------ Provided data ------

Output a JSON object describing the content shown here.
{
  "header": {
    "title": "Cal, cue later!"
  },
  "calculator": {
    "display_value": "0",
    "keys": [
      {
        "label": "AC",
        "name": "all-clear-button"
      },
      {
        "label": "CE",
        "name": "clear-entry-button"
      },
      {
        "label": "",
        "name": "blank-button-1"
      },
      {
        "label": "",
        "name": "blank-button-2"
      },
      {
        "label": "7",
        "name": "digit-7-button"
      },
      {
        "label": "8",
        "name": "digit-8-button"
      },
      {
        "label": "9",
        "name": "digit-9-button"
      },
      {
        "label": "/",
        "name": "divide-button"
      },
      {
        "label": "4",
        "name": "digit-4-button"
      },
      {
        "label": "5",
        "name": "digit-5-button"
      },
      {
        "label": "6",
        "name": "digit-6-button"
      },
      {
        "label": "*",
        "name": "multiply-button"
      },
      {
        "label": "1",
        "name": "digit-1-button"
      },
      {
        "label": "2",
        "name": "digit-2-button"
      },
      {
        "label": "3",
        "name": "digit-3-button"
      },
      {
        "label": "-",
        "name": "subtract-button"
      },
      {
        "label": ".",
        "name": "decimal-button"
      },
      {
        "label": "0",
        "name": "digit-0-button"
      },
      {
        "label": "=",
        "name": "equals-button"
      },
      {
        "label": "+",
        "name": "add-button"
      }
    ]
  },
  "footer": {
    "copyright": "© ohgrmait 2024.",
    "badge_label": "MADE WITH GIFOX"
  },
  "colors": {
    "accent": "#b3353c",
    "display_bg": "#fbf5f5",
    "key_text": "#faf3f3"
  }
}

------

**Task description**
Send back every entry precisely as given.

**Exercise result**
Output a JSON object describing the content shown here.
{
  "header": {
    "title": "Cal, cue later!"
  },
  "calculator": {
    "display_value": "0",
    "keys": [
      {
        "label": "AC",
        "name": "all-clear-button"
      },
      {
        "label": "CE",
        "name": "clear-entry-button"
      },
      {
        "label": "",
        "name": "blank-button-1"
      },
      {
        "label": "",
        "name": "blank-button-2"
      },
      {
        "label": "7",
        "name": "digit-7-button"
      },
      {
        "label": "8",
        "name": "digit-8-button"
      },
      {
        "label": "9",
        "name": "digit-9-button"
      },
      {
        "label": "/",
        "name": "divide-button"
      },
      {
        "label": "4",
        "name": "digit-4-button"
      },
      {
        "label": "5",
        "name": "digit-5-button"
      },
      {
        "label": "6",
        "name": "digit-6-button"
      },
      {
        "label": "*",
        "name": "multiply-button"
      },
      {
        "label": "1",
        "name": "digit-1-button"
      },
      {
        "label": "2",
        "name": "digit-2-button"
      },
      {
        "label": "3",
        "name": "digit-3-button"
      },
      {
        "label": "-",
        "name": "subtract-button"
      },
      {
        "label": ".",
        "name": "decimal-button"
      },
      {
        "label": "0",
        "name": "digit-0-button"
      },
      {
        "label": "=",
        "name": "equals-button"
      },
      {
        "label": "+",
        "name": "add-button"
      }
    ]
  },
  "footer": {
    "copyright": "© ohgrmait 2024.",
    "badge_label": "MADE WITH GIFOX"
  },
  "colors": {
    "accent": "#b3353c",
    "display_bg": "#fbf5f5",
    "key_text": "#faf3f3"
  }
}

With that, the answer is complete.